## Required action:
Only lines holding the word "title" are needed; copy each of them from the material.

>>>>>

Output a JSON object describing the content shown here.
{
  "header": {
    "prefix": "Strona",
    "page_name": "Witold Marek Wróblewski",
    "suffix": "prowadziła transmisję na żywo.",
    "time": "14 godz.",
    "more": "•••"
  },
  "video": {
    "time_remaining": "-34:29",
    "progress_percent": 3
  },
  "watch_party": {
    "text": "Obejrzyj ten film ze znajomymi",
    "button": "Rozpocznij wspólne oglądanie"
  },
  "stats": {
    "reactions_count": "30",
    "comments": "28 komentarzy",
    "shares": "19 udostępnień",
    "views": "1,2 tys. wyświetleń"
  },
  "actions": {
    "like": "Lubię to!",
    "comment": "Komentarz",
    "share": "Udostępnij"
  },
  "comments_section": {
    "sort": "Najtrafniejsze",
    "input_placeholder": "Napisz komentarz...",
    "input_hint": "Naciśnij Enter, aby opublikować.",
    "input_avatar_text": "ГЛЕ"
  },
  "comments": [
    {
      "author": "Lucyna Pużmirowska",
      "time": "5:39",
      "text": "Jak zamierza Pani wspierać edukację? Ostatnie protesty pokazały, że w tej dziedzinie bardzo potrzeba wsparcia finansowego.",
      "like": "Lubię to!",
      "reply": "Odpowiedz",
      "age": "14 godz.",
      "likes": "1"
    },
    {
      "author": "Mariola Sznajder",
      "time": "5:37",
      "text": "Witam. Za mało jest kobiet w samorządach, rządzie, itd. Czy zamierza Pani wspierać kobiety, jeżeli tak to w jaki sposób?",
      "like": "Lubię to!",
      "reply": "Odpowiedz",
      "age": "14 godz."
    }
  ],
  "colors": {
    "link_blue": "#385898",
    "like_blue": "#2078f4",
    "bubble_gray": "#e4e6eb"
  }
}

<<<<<
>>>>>

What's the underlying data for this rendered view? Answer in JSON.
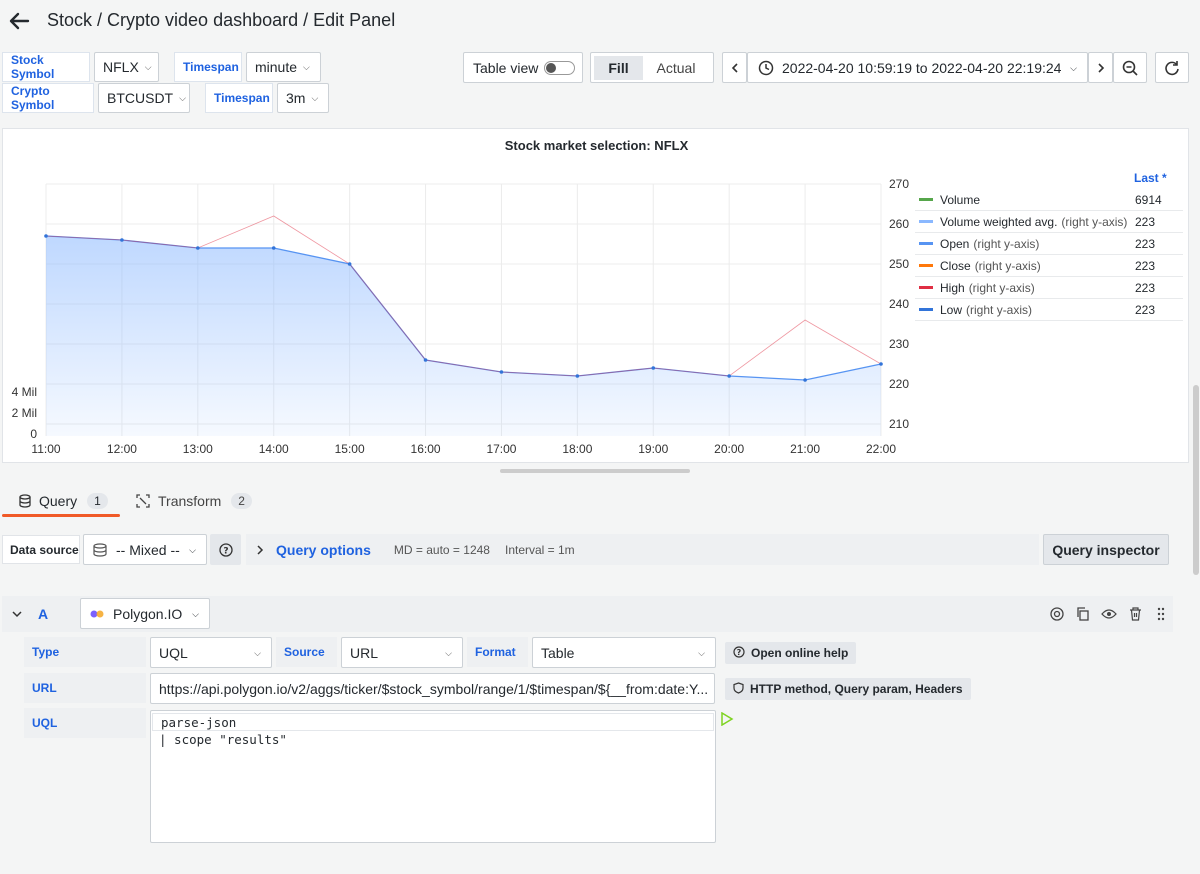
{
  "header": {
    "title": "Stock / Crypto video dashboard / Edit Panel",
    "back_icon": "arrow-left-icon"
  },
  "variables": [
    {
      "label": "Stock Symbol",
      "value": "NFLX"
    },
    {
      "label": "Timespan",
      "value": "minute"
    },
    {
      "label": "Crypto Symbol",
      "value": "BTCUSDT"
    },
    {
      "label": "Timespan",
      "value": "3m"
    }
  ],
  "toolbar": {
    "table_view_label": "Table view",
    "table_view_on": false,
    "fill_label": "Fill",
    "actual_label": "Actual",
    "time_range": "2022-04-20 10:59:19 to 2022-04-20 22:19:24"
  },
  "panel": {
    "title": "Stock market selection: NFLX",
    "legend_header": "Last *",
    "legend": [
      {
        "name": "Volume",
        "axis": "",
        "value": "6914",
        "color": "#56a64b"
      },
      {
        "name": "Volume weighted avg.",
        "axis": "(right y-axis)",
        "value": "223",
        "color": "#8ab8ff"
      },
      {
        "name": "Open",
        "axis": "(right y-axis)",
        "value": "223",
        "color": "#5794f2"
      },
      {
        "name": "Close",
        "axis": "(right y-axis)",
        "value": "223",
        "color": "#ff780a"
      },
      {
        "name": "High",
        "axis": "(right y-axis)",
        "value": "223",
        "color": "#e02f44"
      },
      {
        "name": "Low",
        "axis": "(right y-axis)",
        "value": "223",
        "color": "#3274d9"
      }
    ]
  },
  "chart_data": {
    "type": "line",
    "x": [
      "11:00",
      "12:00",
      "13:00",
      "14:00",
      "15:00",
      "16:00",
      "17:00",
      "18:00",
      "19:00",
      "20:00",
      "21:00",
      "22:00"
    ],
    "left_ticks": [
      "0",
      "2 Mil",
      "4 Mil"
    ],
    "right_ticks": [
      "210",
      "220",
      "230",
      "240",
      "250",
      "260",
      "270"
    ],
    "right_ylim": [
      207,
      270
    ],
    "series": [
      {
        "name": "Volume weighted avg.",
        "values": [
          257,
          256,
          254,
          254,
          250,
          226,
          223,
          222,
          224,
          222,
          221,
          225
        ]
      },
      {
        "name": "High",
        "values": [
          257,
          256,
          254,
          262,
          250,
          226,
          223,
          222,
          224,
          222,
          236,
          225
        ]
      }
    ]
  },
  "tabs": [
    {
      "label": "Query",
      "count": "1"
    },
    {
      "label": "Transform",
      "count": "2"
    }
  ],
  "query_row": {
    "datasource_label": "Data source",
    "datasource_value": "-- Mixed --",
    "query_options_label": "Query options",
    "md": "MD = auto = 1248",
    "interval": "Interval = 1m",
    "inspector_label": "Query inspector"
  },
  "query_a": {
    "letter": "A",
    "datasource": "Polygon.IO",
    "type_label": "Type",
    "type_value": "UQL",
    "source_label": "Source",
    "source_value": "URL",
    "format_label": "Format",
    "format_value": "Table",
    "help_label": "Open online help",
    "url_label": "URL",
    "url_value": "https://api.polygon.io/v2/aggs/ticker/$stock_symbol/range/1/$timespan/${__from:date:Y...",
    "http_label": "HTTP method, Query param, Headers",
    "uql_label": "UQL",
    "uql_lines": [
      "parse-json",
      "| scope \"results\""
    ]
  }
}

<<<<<

## Written answer:
    "title": "Stock / Crypto video dashboard / Edit Panel",
    "title": "Stock market selection: NFLX",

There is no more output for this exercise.